“The Rough Band played on occasions such as a marriage which the village considered reprehensible, or in cases of adultery, incest, wife – or husband – beating. Although its’ playing was nearly always reserved for sexual offences, unpopularity of any sort sometimes called out Rough Music. It was used to ‘drum a man out of the village’ if his offence had been a gross one.”
-Evans, George Ewart. The Pattern Under the Plough: Aspects of the Folk Life of East Anglia, p. 110
As I move into the New Year, amongst the worries and fears that echo across the country, I first aim to follow my heart.
I’ve taken an interest in woodcarving, and my first class begins this evening. In preparation, I’ve collected my chisels and gouges, some new, and some old. To feel the “pleasure” of carving through the wood, I must first find pleasure in the process of sharpening.
As I sharpen the curved edges of my tools, I sharpen my character as well. Winter is a choice time for this. Reading new books and learning new bits of history, experimenting with new fingerings and styles on the guitar, and discovering new fiddle tunes. Which reminds me, I’ve opened my heart’s door to a region specific fiddle. I never knew I’d take interest in a Hardanger fiddle until I moved to Stoughton, WI. While I’m here in this town that identifies greatly with Norwegian culture I might as well take in as much of the heritage as I can. My Grandpa would be proud.
It’s nice to envision a future, but things can change, and they can change fast. So today I’m going live and try to notice how beautiful the view out the window is, and how lucky I am to be able to watch the birds, and how grateful I am to have a roof over my head, and how awesome it is that I can take a wood class in my small town, and how easy it is to have a meal with family, and how comforting it is to have a couple of worry-free dogs laying beside me...
...and I better pull out the old pots and pans too.
Madeline Fendrick and Brian Peck
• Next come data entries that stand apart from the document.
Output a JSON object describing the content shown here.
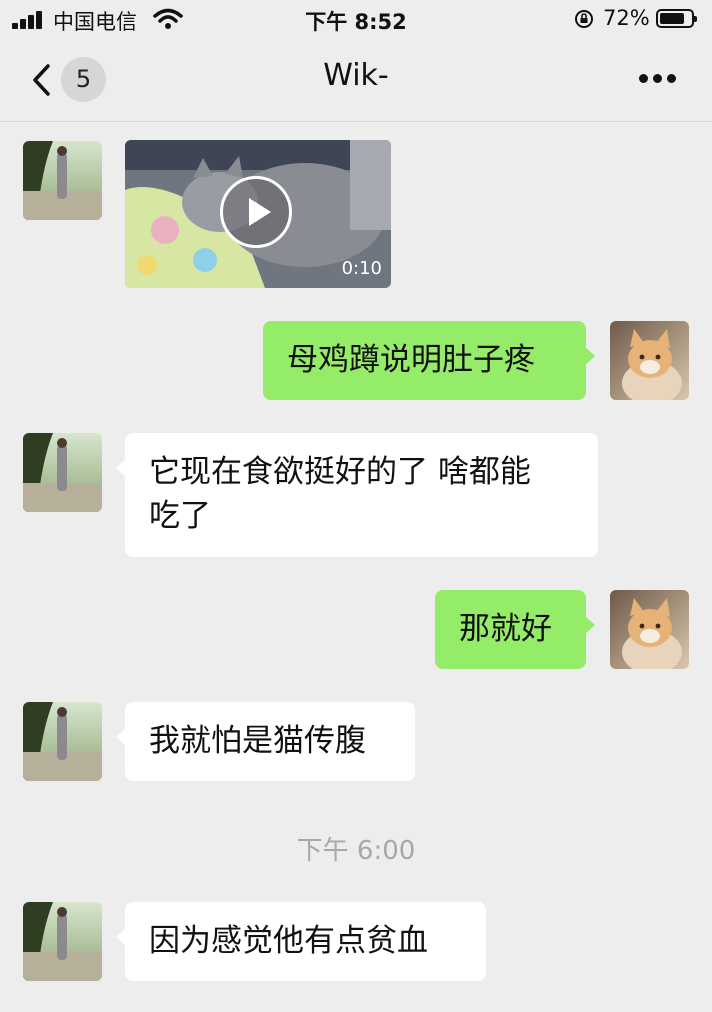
{
  "status": {
    "carrier": "中国电信",
    "time": "下午 8:52",
    "battery": "72%"
  },
  "header": {
    "unread_count": "5",
    "title": "Wik-"
  },
  "messages": {
    "video_duration": "0:10",
    "m1": "母鸡蹲说明肚子疼",
    "m2_line1": "它现在食欲挺好的了 啥都能",
    "m2_line2": "吃了",
    "m3": "那就好",
    "m4": "我就怕是猫传腹",
    "timestamp": "下午 6:00",
    "m5": "因为感觉他有点贫血"
  },
  "colors": {
    "background": "#ededed",
    "outgoing_bubble": "#95ec69",
    "incoming_bubble": "#ffffff"
  }
}
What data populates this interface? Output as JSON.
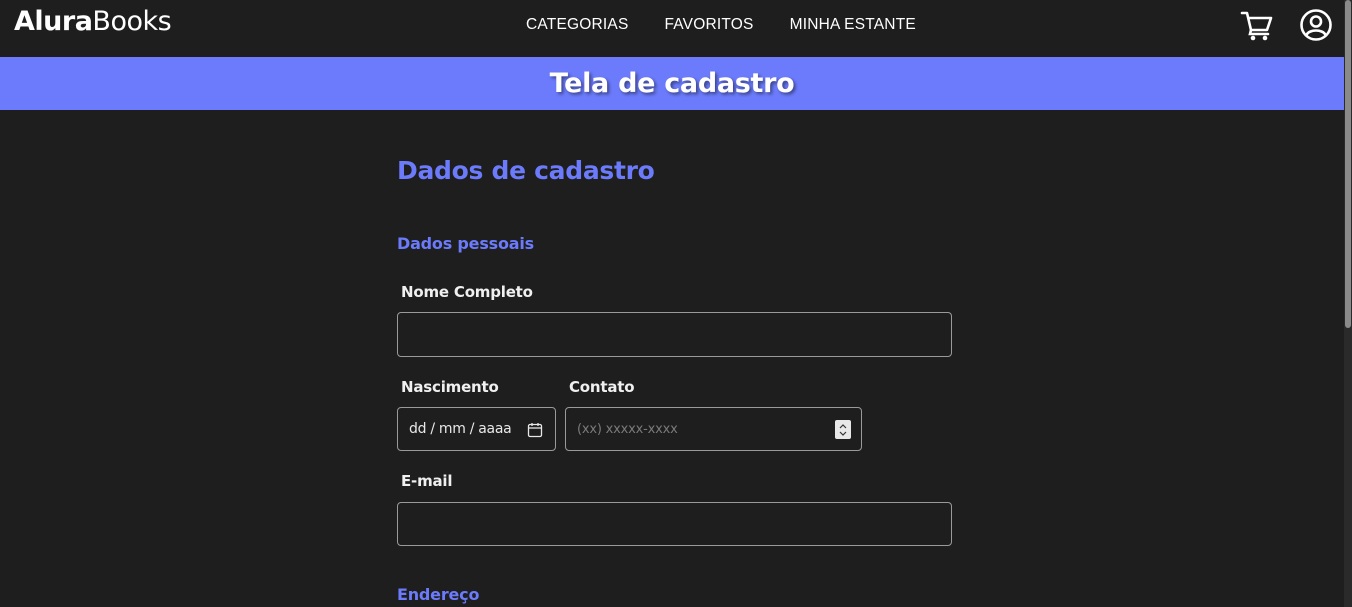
{
  "header": {
    "logo_bold": "Alura",
    "logo_light": "Books",
    "nav": [
      "CATEGORIAS",
      "FAVORITOS",
      "MINHA ESTANTE"
    ],
    "icons": [
      "cart-icon",
      "user-icon"
    ]
  },
  "banner": {
    "title": "Tela de cadastro"
  },
  "form": {
    "title": "Dados de cadastro",
    "section_personal": "Dados pessoais",
    "name_label": "Nome Completo",
    "name_value": "",
    "birth_label": "Nascimento",
    "birth_placeholder": "dd / mm / aaaa",
    "contact_label": "Contato",
    "contact_placeholder": "(xx) xxxxx-xxxx",
    "email_label": "E-mail",
    "email_value": "",
    "section_address": "Endereço"
  },
  "colors": {
    "accent": "#6b7bfb",
    "background": "#1e1e1e",
    "text": "#ffffff"
  }
}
We're happy to share with you stories from our journey as artists. Stories from the road, and stories from our home base in Stoughton, WI.
Logo Art by:
Robert Peck (Brian's Dad)
Cover Photos by: